Finally, there has been a change in horror convections that flow from the production desire to viewing the activity as creative and the film as inventive and aesthetically viable. The visual convection becomes gradually enhanced with creative cinematic elements, and thus, modern films are increasingly becoming realistic and openly gruesome as compared to the films of the primitive era.

Impacts of these changes on the audience’s attitude to depicted actions

These changes have brought several implications on the audience’s attitude to depicted actions. Firstly, crucial aesthetical features of the film have been projected by the audience in response to the depicted action. This projection by the audience ensures that repetition, unity, variations, action representations, time, space, and meaning of the film relates to the depicted action. This results in the interaction between audience’s mental operations and formal structures of the film. Therefore, the literal meaning of the depicted action is constructed thorough comprehension and a deeper abstract meaning of the action through interpretation.

Secondly, during the primitive era, films widened audience’s perception of events and locations beyond temporal and physical bounds virtually. However, these changes have brought about transformations that stimulate the audience to experience time, event and space more closely. Although implications of this can be celebrated and felt more in regard with modernization, audiences have been offered new and powerful ways, through which they see beyond actions performed. In the process, a backdrop and a group of analogues is offered that draws the audience closer to the depicted event, attesting well-established cinematic practices that meet expectations of the audience.

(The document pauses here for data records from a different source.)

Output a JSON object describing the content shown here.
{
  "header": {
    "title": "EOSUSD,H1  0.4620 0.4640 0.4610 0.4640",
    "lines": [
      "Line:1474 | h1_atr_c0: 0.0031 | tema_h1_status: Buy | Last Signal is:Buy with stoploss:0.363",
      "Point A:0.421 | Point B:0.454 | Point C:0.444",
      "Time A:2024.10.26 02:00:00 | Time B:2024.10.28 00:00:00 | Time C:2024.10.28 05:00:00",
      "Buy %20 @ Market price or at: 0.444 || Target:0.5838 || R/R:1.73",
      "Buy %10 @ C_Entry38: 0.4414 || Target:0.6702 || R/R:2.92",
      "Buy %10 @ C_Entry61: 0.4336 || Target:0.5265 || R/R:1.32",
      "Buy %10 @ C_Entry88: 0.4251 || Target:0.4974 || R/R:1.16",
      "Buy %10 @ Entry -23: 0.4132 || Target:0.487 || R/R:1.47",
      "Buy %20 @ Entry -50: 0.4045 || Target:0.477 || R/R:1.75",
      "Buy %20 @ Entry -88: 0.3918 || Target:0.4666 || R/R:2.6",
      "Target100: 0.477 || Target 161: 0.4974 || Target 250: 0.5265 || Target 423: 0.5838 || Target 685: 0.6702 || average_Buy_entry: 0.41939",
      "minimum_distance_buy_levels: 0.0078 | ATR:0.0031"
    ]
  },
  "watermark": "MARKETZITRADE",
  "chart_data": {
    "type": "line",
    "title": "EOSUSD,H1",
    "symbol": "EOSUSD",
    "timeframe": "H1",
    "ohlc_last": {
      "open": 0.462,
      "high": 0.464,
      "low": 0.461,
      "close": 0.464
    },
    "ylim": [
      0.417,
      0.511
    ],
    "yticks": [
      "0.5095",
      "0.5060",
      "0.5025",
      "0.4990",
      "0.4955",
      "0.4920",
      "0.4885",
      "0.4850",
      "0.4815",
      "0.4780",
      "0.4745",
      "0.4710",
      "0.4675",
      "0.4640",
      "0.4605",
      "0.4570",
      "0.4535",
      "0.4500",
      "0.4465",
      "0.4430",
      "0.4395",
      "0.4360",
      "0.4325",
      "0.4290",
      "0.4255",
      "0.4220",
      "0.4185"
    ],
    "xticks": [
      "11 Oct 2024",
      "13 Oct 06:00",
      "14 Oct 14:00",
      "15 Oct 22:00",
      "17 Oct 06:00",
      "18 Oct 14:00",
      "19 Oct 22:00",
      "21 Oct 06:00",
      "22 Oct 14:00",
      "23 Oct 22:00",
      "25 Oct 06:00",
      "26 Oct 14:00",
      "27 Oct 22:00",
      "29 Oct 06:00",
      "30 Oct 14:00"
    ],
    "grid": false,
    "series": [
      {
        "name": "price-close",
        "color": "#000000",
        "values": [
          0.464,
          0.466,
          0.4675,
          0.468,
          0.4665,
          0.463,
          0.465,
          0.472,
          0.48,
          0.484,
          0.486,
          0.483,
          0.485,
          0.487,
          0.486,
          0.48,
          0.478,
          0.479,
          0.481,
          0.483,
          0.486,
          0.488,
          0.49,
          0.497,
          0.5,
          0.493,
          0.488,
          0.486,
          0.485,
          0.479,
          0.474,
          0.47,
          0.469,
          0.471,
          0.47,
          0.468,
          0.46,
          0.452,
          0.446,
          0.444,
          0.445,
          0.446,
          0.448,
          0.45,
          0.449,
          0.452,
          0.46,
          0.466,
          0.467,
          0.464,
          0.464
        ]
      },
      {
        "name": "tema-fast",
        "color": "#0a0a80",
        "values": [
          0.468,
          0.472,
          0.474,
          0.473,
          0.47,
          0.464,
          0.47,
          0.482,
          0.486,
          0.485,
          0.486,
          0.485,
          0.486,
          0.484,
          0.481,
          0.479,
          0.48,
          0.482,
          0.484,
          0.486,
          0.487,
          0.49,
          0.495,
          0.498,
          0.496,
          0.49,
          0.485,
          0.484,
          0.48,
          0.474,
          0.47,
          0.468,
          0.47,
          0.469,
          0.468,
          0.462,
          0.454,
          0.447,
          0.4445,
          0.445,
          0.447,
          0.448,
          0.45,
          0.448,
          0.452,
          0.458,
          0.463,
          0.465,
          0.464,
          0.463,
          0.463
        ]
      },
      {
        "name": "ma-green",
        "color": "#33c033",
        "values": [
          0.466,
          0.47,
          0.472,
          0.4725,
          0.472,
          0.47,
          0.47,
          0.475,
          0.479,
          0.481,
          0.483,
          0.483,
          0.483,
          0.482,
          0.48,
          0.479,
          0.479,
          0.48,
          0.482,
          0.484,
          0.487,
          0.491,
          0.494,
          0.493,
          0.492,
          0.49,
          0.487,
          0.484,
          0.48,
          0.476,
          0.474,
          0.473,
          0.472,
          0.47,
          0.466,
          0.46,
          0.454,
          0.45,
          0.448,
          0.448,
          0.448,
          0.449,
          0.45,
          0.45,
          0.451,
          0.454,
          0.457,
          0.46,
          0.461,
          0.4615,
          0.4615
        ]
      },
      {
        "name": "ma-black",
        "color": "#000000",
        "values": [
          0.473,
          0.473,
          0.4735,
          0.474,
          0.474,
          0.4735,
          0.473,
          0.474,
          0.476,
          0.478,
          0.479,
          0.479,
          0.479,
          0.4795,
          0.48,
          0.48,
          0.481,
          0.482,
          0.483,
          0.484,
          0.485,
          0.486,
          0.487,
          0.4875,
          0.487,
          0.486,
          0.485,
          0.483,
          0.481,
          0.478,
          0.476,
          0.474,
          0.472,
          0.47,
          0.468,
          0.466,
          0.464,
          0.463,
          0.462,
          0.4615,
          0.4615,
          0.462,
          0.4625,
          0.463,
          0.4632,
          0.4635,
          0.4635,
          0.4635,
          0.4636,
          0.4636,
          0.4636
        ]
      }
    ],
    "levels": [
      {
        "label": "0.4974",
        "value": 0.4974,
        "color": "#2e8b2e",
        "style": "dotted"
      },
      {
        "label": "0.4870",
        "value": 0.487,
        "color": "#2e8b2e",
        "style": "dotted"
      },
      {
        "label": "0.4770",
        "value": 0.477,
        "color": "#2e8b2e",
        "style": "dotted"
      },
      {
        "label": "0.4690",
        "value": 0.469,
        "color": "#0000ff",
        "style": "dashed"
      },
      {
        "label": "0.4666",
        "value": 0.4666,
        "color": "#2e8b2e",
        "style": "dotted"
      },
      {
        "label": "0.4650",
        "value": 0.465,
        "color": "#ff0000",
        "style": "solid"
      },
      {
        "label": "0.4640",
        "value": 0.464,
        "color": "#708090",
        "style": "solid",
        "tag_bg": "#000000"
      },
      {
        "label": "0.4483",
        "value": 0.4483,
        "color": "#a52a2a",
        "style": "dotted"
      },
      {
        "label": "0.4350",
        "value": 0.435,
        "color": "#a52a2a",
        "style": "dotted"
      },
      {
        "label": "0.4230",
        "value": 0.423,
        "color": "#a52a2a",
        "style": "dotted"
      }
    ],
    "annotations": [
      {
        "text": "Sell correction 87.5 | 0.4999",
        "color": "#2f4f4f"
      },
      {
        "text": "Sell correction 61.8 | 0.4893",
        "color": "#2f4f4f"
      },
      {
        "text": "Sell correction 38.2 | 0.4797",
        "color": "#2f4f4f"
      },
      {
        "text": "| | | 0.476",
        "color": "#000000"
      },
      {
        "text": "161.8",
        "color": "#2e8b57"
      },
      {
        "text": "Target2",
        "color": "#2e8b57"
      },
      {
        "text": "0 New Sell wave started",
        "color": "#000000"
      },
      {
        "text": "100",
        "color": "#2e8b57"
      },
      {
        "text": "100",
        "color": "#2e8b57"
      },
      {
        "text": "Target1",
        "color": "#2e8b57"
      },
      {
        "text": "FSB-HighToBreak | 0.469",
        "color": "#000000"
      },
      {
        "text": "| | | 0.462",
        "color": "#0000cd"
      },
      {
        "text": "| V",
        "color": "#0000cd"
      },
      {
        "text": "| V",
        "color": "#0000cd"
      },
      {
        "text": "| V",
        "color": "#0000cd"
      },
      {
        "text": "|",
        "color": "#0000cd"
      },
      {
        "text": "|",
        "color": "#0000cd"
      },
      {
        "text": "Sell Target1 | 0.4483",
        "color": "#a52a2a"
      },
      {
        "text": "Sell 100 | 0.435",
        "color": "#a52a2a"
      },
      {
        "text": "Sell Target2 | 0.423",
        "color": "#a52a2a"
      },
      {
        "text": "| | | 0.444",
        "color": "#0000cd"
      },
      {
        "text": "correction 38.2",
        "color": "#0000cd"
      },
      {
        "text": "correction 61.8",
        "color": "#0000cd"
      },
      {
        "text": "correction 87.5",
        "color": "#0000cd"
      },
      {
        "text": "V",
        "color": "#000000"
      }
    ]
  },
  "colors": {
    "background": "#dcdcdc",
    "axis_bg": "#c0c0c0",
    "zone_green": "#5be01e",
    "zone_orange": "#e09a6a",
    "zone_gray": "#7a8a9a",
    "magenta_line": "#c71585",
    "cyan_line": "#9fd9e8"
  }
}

Thirdly, these changes have contributed to the fantasy of the event by introducing willing suspension of doubt to the audience. This contribution has brought about the implication of the audience developing the subtext of the depicted event in a film, thus drawing an effective meaning from actions of the event. This makes both the audience and a character perceive and respond to the depicted event with ease unlike in the primitive era.

Lastly, it is evident that during the silent era, filmmakers and directors cataloged their libraries by dramatic implications. As convections have evolved over the years, implications of the image also evolved with both narrative and liner animation elements. As a result, the audience developed the subtext, comprehended the emotional value and elicited the emotional response. This is guided by image implications. As the audience becomes more and more emotionally attached to the event, their relationship with the depicted event becomes stronger.